> Nik Taylor writes:
> 
>>Hi everyone!  I don't know how many of you will remember me, but I
>>used to be an active member.  I'm back now
> 
> 
> Hi Nik!  Welcome back! :-)
> 
> It's been a while.  Did you mainly work on conlangs?  Or on
> RealLife(tm)? :-)
> 
> **Henrik

Mostly RealLife(tm).  I did come up with an idea for the Uatakassi 
script, however.  It's a sort of Semetic-style syllabry.  The basic 
characters represent the consonants of a syllable.  For example, you'd 
have TN or KL or P-L and so on (my convention is to write consonants in 
capitals, vowel diacritics in lower case, the dash disambiguates 
between, e.g., PL (pli, pla, plu) and P-L (pil, pal, pul).  Then you add 
diacritics indicating the vowels, with a default /a/, thus, TN = tan, 
KLi = kli, P-Lu = pul, and so forth.  A "vowel killer" also exists to 

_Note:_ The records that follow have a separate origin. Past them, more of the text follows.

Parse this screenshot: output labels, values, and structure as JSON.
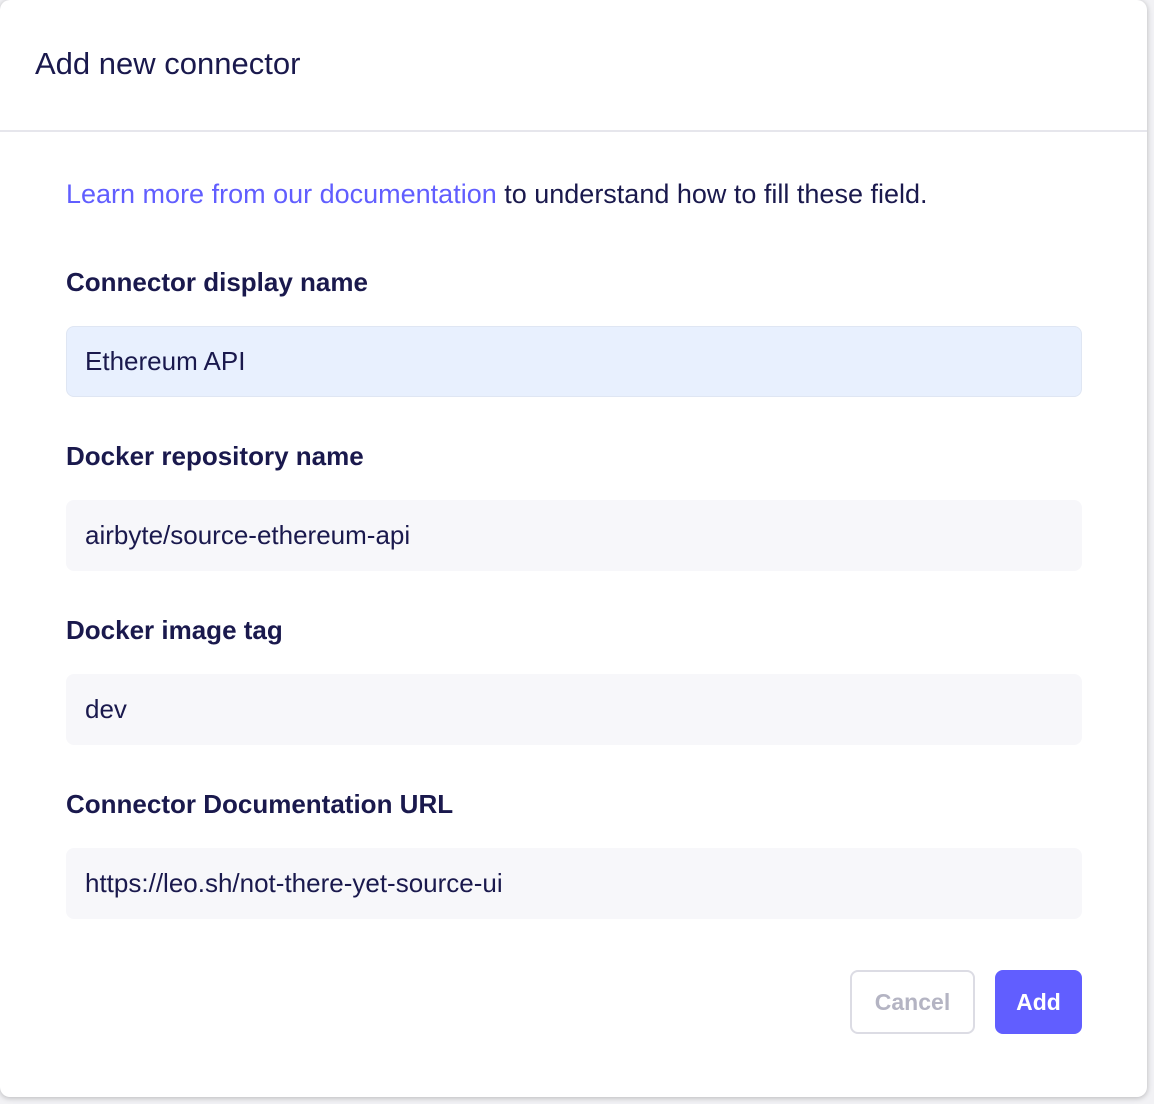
{
  "modal": {
    "title": "Add new connector"
  },
  "intro": {
    "link_text": "Learn more from our documentation",
    "rest_text": " to understand how to fill these field."
  },
  "fields": {
    "display_name": {
      "label": "Connector display name",
      "value": "Ethereum API"
    },
    "docker_repository": {
      "label": "Docker repository name",
      "value": "airbyte/source-ethereum-api"
    },
    "docker_image_tag": {
      "label": "Docker image tag",
      "value": "dev"
    },
    "documentation_url": {
      "label": "Connector Documentation URL",
      "value": "https://leo.sh/not-there-yet-source-ui"
    }
  },
  "actions": {
    "cancel_label": "Cancel",
    "add_label": "Add"
  },
  "colors": {
    "primary": "#615eff",
    "text": "#1a194d",
    "input_background": "#f7f7fa",
    "autofill_background": "#e8f0fe",
    "disabled_text": "#b4b4c3"
  }
}
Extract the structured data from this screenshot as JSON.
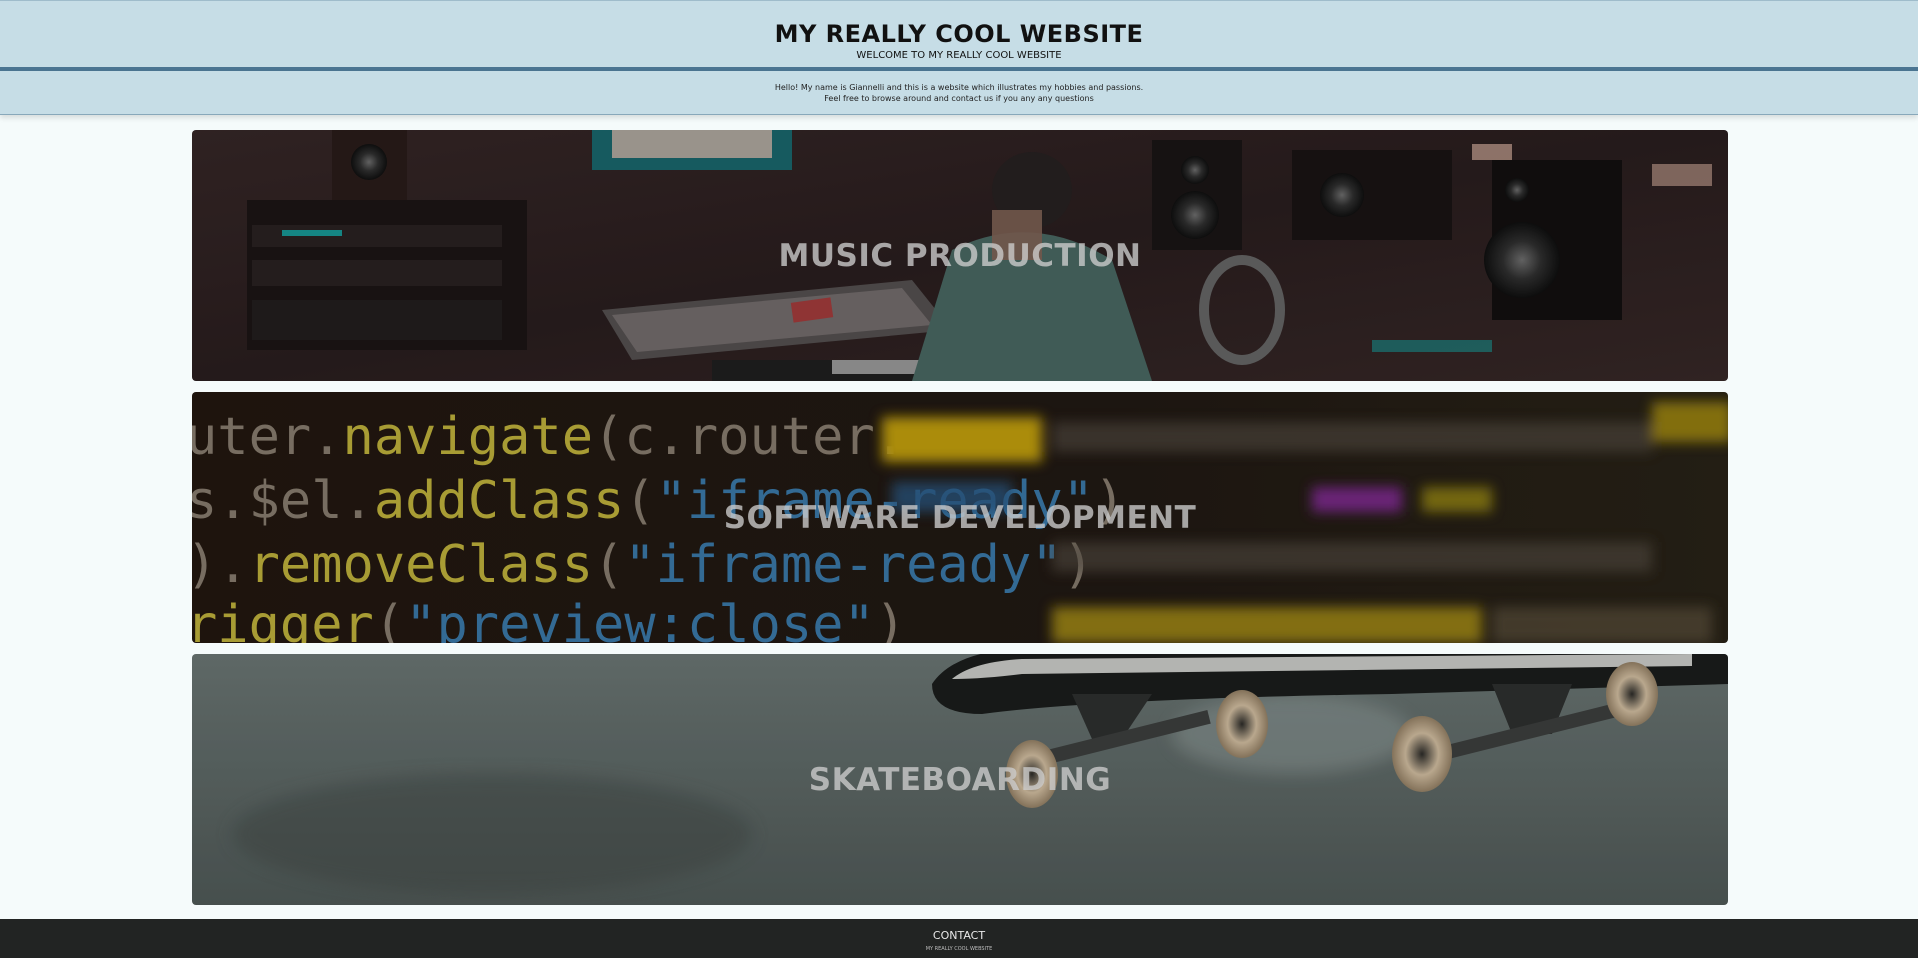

combine characters to form syllables that don't have characters.  There 
are a number of these, due to sound changes that produced syllables 
which didn't exist in teh ancestral language.  For example, there were 
no syllables ending in voiced fricatives in the ancestral language, but 
there is in the classical language.  Thus, a word like "kazdan" would be 
written K Z. D-N (that is, K by itself, Z with vowel killer, and D-N by 
itself.  A set of characters also exist to indicate syllables without an 
onset (historically derived from syllables beginning with /h/, thus my 
convention is to use H).  Glides are indicated with combinations.  For 
example, /kwi/ is written Ku Hi.  Y and W actually do have characters, 
but they're only used for syllables beginning with /j/ and /w/.